● **WORK REQUEST**
List each line of the data in which the string "label" appears.
※
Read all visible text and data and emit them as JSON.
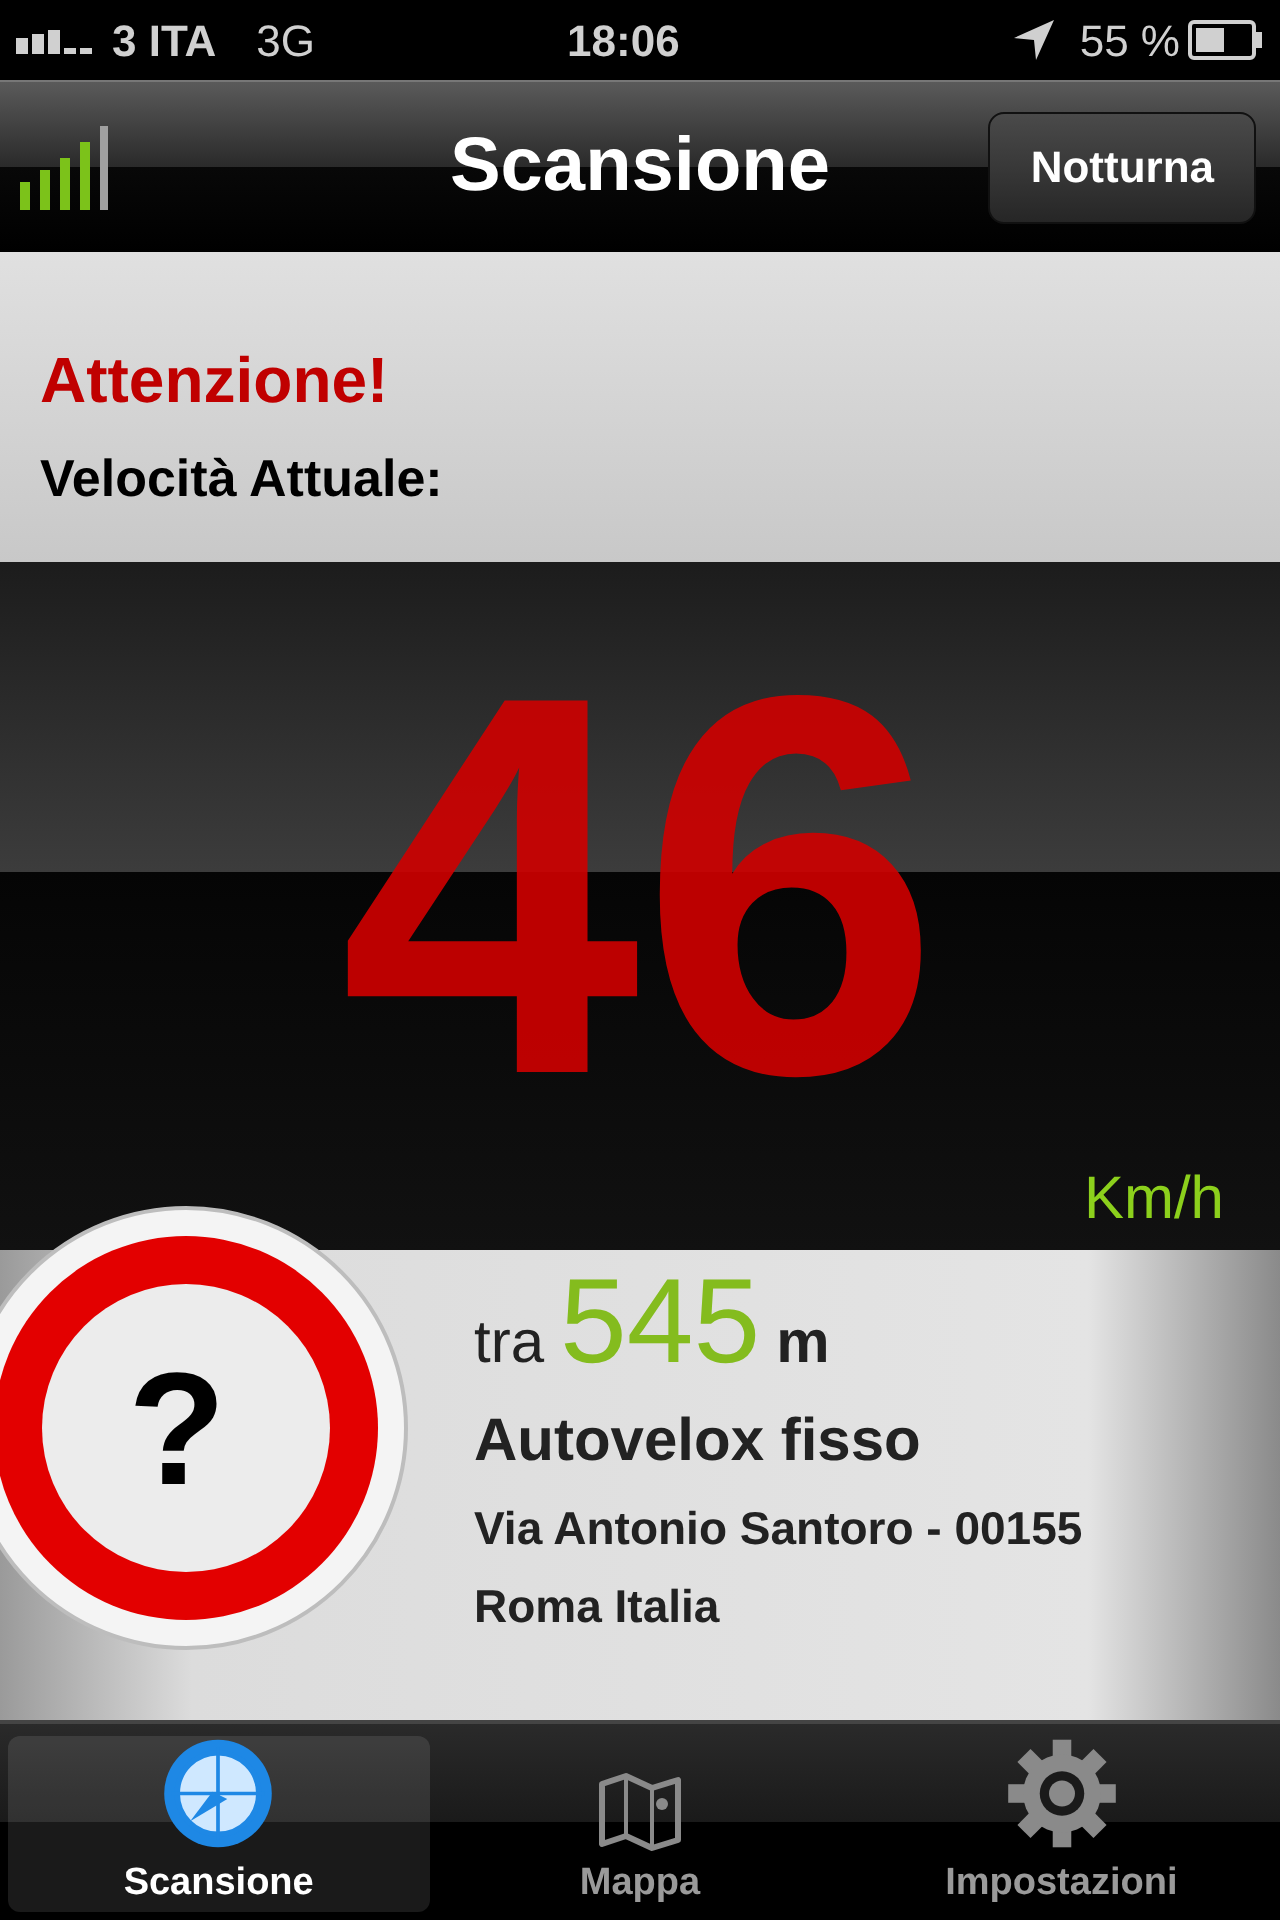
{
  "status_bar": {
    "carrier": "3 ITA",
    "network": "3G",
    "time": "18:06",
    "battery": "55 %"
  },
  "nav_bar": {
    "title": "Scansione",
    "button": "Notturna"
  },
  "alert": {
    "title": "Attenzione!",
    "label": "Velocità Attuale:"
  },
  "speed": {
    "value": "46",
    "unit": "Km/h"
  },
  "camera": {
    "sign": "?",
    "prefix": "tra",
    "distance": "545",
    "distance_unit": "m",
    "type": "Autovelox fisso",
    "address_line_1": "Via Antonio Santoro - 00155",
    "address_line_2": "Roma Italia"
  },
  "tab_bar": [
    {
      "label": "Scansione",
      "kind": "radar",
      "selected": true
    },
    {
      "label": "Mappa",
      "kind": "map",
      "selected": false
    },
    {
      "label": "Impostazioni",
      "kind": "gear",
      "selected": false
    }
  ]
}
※
● **OUTPUT FOR THIS TASK**
    "label": "Velocità Attuale:"
      "label": "Scansione",
      "label": "Mappa",
      "label": "Impostazioni",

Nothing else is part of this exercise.